• _YOUR GOAL_
Search the records below for the word "добытой". Pull out each line that has it.

--------------------

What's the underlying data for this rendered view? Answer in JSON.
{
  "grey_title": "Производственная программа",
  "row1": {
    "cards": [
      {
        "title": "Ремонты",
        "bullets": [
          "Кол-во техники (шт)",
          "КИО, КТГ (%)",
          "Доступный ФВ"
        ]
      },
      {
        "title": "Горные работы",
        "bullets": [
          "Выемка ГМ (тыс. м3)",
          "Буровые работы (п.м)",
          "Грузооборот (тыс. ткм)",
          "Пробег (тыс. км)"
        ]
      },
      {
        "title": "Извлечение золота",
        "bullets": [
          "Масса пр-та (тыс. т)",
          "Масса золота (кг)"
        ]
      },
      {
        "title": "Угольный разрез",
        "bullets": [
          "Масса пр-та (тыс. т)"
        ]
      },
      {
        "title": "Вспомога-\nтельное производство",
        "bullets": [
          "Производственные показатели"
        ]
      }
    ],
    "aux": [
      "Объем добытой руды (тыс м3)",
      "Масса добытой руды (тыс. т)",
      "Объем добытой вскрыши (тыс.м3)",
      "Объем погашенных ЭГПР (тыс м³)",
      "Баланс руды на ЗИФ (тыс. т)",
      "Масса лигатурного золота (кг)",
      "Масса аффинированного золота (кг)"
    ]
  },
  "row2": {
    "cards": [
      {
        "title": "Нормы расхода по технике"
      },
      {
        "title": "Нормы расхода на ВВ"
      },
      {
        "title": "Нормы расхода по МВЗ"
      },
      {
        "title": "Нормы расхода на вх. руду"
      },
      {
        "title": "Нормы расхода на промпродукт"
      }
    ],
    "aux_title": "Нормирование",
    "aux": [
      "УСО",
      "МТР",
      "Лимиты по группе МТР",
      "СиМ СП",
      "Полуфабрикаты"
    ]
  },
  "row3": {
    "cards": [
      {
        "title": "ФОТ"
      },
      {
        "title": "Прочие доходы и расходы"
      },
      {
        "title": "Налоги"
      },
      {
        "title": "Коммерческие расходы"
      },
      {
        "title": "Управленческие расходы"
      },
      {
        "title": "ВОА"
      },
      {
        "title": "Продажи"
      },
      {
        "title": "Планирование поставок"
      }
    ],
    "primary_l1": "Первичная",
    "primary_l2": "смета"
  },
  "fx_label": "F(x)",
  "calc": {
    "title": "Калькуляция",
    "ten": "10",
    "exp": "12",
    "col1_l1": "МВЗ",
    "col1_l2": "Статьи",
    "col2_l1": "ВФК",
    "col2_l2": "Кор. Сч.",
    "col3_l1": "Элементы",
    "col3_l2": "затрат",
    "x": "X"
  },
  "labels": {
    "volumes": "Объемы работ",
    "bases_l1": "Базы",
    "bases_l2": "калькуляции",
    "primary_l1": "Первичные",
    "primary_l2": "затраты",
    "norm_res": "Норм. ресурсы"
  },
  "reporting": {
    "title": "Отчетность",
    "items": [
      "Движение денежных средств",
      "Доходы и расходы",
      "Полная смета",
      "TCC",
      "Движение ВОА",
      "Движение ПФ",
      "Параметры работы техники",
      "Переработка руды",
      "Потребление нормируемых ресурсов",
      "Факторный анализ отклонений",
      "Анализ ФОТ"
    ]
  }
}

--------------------

• _ANSWER AREA_
      "Объем добытой руды (тыс м3)",
      "Масса добытой руды (тыс. т)",
      "Объем добытой вскрыши (тыс.м3)",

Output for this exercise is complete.